Your task is to gather the lines below that hold the string "screenshot".

Data entries:

-- Opening Marker --

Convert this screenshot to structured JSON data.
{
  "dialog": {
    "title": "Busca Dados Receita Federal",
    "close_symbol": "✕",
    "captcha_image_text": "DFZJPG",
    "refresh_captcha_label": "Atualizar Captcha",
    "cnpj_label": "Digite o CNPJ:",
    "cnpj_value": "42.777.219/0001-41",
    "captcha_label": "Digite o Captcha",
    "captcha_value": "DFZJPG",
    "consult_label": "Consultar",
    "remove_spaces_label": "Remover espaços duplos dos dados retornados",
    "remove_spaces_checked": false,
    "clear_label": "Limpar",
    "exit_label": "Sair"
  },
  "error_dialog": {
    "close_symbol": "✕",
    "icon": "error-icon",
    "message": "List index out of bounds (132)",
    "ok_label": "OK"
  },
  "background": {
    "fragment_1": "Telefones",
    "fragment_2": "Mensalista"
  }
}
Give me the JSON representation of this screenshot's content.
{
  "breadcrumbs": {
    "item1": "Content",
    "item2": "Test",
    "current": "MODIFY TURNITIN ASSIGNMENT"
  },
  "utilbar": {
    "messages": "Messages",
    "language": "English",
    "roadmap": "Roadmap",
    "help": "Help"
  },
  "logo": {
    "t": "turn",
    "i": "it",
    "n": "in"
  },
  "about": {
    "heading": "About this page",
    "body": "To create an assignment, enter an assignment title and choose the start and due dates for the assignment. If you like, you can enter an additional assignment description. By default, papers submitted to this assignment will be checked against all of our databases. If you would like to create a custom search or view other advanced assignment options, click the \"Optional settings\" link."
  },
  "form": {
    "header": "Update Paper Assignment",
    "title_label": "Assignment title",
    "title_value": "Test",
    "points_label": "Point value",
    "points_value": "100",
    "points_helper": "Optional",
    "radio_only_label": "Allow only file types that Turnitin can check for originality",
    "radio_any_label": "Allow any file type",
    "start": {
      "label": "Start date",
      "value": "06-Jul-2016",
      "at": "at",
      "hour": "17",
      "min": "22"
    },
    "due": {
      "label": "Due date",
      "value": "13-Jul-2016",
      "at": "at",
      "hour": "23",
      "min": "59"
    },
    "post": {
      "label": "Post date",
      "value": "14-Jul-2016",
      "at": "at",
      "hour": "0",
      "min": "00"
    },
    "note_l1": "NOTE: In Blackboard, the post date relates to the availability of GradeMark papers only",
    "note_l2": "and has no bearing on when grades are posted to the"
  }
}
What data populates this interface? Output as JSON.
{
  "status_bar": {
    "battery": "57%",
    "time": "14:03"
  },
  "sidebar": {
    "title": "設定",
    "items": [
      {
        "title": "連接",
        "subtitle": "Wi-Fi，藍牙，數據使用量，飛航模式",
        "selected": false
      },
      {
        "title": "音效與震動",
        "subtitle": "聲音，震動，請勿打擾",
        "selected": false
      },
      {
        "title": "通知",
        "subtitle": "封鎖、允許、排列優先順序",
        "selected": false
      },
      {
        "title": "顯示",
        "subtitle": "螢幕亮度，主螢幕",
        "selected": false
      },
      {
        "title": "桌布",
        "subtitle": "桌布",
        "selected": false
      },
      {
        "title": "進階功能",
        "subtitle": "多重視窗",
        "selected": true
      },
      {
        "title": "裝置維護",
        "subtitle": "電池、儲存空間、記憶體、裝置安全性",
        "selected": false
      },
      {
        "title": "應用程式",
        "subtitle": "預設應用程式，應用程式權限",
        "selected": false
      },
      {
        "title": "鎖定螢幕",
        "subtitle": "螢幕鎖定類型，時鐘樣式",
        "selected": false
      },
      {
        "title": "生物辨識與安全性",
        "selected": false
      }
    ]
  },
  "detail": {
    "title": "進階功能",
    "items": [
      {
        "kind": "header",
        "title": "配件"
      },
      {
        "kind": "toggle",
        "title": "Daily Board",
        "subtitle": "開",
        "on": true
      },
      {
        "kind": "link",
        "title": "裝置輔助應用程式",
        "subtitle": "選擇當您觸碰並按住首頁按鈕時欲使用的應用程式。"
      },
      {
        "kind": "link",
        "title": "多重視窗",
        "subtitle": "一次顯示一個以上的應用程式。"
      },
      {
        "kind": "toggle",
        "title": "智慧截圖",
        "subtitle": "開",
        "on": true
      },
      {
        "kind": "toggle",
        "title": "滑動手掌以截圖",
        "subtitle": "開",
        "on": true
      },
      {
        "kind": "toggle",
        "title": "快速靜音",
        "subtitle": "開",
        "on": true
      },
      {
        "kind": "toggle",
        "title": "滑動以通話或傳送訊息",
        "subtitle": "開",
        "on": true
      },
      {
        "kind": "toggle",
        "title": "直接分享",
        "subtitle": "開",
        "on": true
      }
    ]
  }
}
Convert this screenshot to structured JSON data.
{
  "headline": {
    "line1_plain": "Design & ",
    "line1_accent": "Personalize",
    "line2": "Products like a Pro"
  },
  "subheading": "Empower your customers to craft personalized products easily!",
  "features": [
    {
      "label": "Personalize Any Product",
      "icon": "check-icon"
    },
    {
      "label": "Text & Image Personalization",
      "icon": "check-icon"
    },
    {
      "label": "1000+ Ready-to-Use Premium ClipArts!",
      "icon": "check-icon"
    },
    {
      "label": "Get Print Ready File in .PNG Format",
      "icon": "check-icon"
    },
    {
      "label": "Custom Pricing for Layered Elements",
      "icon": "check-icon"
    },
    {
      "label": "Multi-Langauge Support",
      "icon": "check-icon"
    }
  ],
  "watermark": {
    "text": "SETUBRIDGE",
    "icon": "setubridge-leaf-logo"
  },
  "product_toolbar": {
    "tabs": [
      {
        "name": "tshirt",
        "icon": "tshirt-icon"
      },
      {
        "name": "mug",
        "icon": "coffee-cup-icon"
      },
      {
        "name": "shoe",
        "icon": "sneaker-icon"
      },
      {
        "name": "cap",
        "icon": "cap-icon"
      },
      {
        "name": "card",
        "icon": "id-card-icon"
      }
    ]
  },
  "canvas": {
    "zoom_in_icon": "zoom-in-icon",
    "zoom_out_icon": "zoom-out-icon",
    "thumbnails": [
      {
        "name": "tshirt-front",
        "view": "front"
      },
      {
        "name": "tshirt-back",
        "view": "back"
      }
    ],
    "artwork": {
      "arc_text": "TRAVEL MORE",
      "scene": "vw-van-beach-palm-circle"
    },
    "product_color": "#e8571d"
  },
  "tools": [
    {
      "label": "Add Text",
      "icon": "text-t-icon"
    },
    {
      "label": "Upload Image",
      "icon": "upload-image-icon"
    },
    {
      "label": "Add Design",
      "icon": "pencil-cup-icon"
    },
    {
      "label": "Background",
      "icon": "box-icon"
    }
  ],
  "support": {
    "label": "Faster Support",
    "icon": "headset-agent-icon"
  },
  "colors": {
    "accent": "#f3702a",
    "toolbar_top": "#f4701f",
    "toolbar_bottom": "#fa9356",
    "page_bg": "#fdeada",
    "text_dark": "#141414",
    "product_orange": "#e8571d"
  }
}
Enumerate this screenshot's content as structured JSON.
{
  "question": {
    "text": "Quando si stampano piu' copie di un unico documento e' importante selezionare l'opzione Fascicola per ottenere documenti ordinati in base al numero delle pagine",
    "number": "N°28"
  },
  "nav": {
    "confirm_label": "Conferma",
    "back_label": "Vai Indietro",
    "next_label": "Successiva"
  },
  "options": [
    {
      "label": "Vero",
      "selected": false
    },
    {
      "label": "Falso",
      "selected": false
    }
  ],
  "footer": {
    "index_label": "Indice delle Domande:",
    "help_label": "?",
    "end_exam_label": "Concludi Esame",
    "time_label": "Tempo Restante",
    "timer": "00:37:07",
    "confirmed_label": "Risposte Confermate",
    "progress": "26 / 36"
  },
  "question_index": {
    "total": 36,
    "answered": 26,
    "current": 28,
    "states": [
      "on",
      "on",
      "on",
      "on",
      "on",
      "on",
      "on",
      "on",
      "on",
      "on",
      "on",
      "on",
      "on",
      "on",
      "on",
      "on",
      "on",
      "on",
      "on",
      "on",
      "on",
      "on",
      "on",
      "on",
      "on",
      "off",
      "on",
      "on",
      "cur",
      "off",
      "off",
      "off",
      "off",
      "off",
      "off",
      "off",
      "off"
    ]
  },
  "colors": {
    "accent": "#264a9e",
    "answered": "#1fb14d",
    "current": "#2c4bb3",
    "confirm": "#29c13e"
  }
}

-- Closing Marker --

▸ **Problem solution**
Convert this screenshot to structured JSON data.
Give me the JSON representation of this screenshot's content.
Convert this screenshot to structured JSON data.
Enumerate this screenshot's content as structured JSON.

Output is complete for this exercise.